Input material>
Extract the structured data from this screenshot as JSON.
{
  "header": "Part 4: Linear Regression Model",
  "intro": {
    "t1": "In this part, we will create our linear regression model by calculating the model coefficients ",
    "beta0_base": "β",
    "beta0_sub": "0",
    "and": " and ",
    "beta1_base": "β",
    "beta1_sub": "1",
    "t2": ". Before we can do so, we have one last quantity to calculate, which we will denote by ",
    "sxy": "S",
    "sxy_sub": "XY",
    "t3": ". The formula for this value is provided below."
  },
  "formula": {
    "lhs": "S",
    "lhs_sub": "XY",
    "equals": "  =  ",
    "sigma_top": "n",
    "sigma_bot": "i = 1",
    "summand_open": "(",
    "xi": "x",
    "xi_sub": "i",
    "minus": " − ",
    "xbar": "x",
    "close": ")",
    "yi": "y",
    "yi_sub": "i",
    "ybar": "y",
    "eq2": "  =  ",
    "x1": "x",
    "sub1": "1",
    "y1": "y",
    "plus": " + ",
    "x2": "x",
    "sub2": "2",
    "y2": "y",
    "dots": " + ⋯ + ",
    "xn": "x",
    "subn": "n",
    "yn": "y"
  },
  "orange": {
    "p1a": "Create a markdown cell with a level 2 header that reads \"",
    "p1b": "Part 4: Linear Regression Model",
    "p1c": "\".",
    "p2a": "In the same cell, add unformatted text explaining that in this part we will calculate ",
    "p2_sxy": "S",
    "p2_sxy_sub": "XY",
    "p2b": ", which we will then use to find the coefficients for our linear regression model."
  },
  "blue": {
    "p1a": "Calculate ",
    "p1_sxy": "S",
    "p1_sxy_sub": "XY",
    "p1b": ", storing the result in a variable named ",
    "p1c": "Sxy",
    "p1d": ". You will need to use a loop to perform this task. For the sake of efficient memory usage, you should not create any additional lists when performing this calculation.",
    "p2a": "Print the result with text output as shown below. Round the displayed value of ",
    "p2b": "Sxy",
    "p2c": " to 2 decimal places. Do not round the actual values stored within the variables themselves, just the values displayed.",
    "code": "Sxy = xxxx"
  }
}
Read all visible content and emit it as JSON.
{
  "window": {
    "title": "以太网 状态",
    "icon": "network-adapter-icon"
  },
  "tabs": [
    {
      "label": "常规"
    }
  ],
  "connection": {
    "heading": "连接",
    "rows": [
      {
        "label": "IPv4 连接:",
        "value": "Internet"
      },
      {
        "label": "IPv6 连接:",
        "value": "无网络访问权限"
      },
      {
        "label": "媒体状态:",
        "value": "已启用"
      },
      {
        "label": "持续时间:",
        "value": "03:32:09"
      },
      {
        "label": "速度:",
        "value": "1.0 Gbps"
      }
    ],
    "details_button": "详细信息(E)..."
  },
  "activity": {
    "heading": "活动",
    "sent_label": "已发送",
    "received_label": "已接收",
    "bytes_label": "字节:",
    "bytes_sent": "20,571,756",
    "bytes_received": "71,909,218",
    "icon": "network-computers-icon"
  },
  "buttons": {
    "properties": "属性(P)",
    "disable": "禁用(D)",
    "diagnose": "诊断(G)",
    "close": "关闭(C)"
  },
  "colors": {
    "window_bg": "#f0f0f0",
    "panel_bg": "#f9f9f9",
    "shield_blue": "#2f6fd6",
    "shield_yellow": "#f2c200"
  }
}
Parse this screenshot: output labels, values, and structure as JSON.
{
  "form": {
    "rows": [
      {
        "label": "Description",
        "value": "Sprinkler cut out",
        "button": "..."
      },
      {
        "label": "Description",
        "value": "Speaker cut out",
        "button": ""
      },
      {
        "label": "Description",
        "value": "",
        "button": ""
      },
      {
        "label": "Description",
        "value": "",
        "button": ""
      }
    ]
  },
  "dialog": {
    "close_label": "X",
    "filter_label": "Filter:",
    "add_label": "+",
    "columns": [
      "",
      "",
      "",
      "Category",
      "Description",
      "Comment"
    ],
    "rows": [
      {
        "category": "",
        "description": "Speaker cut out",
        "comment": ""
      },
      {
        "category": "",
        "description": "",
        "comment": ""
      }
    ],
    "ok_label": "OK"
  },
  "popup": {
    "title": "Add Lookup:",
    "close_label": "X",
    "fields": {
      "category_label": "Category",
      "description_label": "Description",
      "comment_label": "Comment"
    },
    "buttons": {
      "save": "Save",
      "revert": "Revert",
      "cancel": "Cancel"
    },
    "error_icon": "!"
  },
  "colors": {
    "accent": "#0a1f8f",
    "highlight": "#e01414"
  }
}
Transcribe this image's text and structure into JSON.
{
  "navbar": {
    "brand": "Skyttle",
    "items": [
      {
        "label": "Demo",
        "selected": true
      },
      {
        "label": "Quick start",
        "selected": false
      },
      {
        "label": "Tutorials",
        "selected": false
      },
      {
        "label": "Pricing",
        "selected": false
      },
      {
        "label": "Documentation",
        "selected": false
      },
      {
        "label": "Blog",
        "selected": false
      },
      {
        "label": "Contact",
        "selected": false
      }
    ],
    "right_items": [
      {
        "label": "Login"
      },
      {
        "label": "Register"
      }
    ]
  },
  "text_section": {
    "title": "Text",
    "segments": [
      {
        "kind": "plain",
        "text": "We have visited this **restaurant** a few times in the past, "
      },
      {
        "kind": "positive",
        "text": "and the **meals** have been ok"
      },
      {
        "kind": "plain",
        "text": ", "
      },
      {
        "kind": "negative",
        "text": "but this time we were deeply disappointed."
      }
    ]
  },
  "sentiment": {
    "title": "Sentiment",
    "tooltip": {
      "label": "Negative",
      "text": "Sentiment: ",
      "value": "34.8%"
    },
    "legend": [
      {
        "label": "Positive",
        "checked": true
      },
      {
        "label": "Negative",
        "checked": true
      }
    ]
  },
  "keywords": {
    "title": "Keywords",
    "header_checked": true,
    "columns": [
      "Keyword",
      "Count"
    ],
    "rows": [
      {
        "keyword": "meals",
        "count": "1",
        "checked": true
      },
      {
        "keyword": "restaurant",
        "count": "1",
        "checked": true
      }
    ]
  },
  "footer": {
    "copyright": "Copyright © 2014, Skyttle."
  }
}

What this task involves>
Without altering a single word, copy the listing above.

Answer below>
Extract the structured data from this screenshot as JSON.
{
  "header": "Part 4: Linear Regression Model",
  "intro": {
    "t1": "In this part, we will create our linear regression model by calculating the model coefficients ",
    "beta0_base": "β",
    "beta0_sub": "0",
    "and": " and ",
    "beta1_base": "β",
    "beta1_sub": "1",
    "t2": ". Before we can do so, we have one last quantity to calculate, which we will denote by ",
    "sxy": "S",
    "sxy_sub": "XY",
    "t3": ". The formula for this value is provided below."
  },
  "formula": {
    "lhs": "S",
    "lhs_sub": "XY",
    "equals": "  =  ",
    "sigma_top": "n",
    "sigma_bot": "i = 1",
    "summand_open": "(",
    "xi": "x",
    "xi_sub": "i",
    "minus": " − ",
    "xbar": "x",
    "close": ")",
    "yi": "y",
    "yi_sub": "i",
    "ybar": "y",
    "eq2": "  =  ",
    "x1": "x",
    "sub1": "1",
    "y1": "y",
    "plus": " + ",
    "x2": "x",
    "sub2": "2",
    "y2": "y",
    "dots": " + ⋯ + ",
    "xn": "x",
    "subn": "n",
    "yn": "y"
  },
  "orange": {
    "p1a": "Create a markdown cell with a level 2 header that reads \"",
    "p1b": "Part 4: Linear Regression Model",
    "p1c": "\".",
    "p2a": "In the same cell, add unformatted text explaining that in this part we will calculate ",
    "p2_sxy": "S",
    "p2_sxy_sub": "XY",
    "p2b": ", which we will then use to find the coefficients for our linear regression model."
  },
  "blue": {
    "p1a": "Calculate ",
    "p1_sxy": "S",
    "p1_sxy_sub": "XY",
    "p1b": ", storing the result in a variable named ",
    "p1c": "Sxy",
    "p1d": ". You will need to use a loop to perform this task. For the sake of efficient memory usage, you should not create any additional lists when performing this calculation.",
    "p2a": "Print the result with text output as shown below. Round the displayed value of ",
    "p2b": "Sxy",
    "p2c": " to 2 decimal places. Do not round the actual values stored within the variables themselves, just the values displayed.",
    "code": "Sxy = xxxx"
  }
}
Read all visible content and emit it as JSON.
{
  "window": {
    "title": "以太网 状态",
    "icon": "network-adapter-icon"
  },
  "tabs": [
    {
      "label": "常规"
    }
  ],
  "connection": {
    "heading": "连接",
    "rows": [
      {
        "label": "IPv4 连接:",
        "value": "Internet"
      },
      {
        "label": "IPv6 连接:",
        "value": "无网络访问权限"
      },
      {
        "label": "媒体状态:",
        "value": "已启用"
      },
      {
        "label": "持续时间:",
        "value": "03:32:09"
      },
      {
        "label": "速度:",
        "value": "1.0 Gbps"
      }
    ],
    "details_button": "详细信息(E)..."
  },
  "activity": {
    "heading": "活动",
    "sent_label": "已发送",
    "received_label": "已接收",
    "bytes_label": "字节:",
    "bytes_sent": "20,571,756",
    "bytes_received": "71,909,218",
    "icon": "network-computers-icon"
  },
  "buttons": {
    "properties": "属性(P)",
    "disable": "禁用(D)",
    "diagnose": "诊断(G)",
    "close": "关闭(C)"
  },
  "colors": {
    "window_bg": "#f0f0f0",
    "panel_bg": "#f9f9f9",
    "shield_blue": "#2f6fd6",
    "shield_yellow": "#f2c200"
  }
}
Parse this screenshot: output labels, values, and structure as JSON.
{
  "form": {
    "rows": [
      {
        "label": "Description",
        "value": "Sprinkler cut out",
        "button": "..."
      },
      {
        "label": "Description",
        "value": "Speaker cut out",
        "button": ""
      },
      {
        "label": "Description",
        "value": "",
        "button": ""
      },
      {
        "label": "Description",
        "value": "",
        "button": ""
      }
    ]
  },
  "dialog": {
    "close_label": "X",
    "filter_label": "Filter:",
    "add_label": "+",
    "columns": [
      "",
      "",
      "",
      "Category",
      "Description",
      "Comment"
    ],
    "rows": [
      {
        "category": "",
        "description": "Speaker cut out",
        "comment": ""
      },
      {
        "category": "",
        "description": "",
        "comment": ""
      }
    ],
    "ok_label": "OK"
  },
  "popup": {
    "title": "Add Lookup:",
    "close_label": "X",
    "fields": {
      "category_label": "Category",
      "description_label": "Description",
      "comment_label": "Comment"
    },
    "buttons": {
      "save": "Save",
      "revert": "Revert",
      "cancel": "Cancel"
    },
    "error_icon": "!"
  },
  "colors": {
    "accent": "#0a1f8f",
    "highlight": "#e01414"
  }
}
Transcribe this image's text and structure into JSON.
{
  "navbar": {
    "brand": "Skyttle",
    "items": [
      {
        "label": "Demo",
        "selected": true
      },
      {
        "label": "Quick start",
        "selected": false
      },
      {
        "label": "Tutorials",
        "selected": false
      },
      {
        "label": "Pricing",
        "selected": false
      },
      {
        "label": "Documentation",
        "selected": false
      },
      {
        "label": "Blog",
        "selected": false
      },
      {
        "label": "Contact",
        "selected": false
      }
    ],
    "right_items": [
      {
        "label": "Login"
      },
      {
        "label": "Register"
      }
    ]
  },
  "text_section": {
    "title": "Text",
    "segments": [
      {
        "kind": "plain",
        "text": "We have visited this **restaurant** a few times in the past, "
      },
      {
        "kind": "positive",
        "text": "and the **meals** have been ok"
      },
      {
        "kind": "plain",
        "text": ", "
      },
      {
        "kind": "negative",
        "text": "but this time we were deeply disappointed."
      }
    ]
  },
  "sentiment": {
    "title": "Sentiment",
    "tooltip": {
      "label": "Negative",
      "text": "Sentiment: ",
      "value": "34.8%"
    },
    "legend": [
      {
        "label": "Positive",
        "checked": true
      },
      {
        "label": "Negative",
        "checked": true
      }
    ]
  },
  "keywords": {
    "title": "Keywords",
    "header_checked": true,
    "columns": [
      "Keyword",
      "Count"
    ],
    "rows": [
      {
        "keyword": "meals",
        "count": "1",
        "checked": true
      },
      {
        "keyword": "restaurant",
        "count": "1",
        "checked": true
      }
    ]
  },
  "footer": {
    "copyright": "Copyright © 2014, Skyttle."
  }
}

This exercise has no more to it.